Brief:
The reply should contain all the data below, repeated exactly, and none of the images.

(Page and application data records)

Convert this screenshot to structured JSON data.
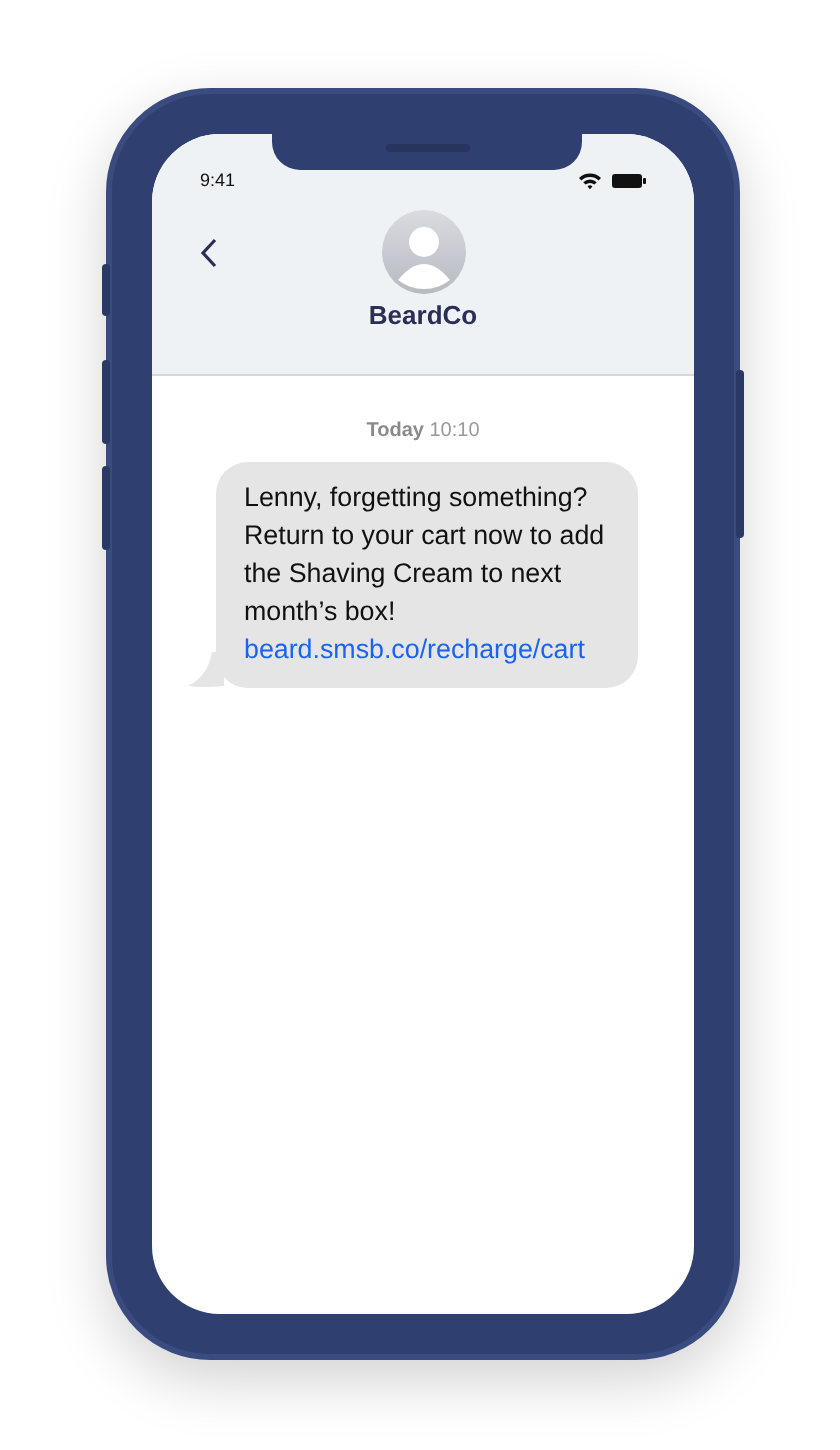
{
  "status_bar": {
    "time": "9:41"
  },
  "header": {
    "contact_name": "BeardCo"
  },
  "messages": [
    {
      "timestamp": "**Today** 10:10",
      "text": "Lenny, forgetting something? Return to your cart now to add the Shaving Cream to next month’s box!",
      "link": "beard.smsb.co/recharge/cart"
    }
  ]
}
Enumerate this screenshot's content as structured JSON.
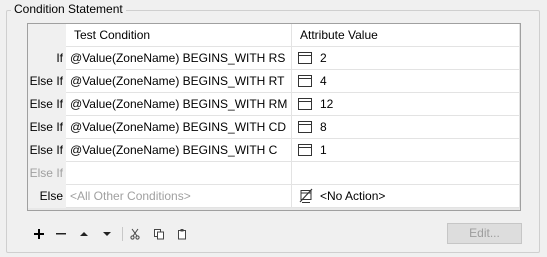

Finished exercise:
Convert this screenshot to structured JSON data.
{
  "status_bar": {
    "time": "9:41"
  },
  "header": {
    "contact_name": "BeardCo"
  },
  "messages": [
    {
      "timestamp": "**Today** 10:10",
      "text": "Lenny, forgetting something? Return to your cart now to add the Shaving Cream to next month’s box!",
      "link": "beard.smsb.co/recharge/cart"
    }
  ]
}
Enumerate this screenshot's content as structured JSON.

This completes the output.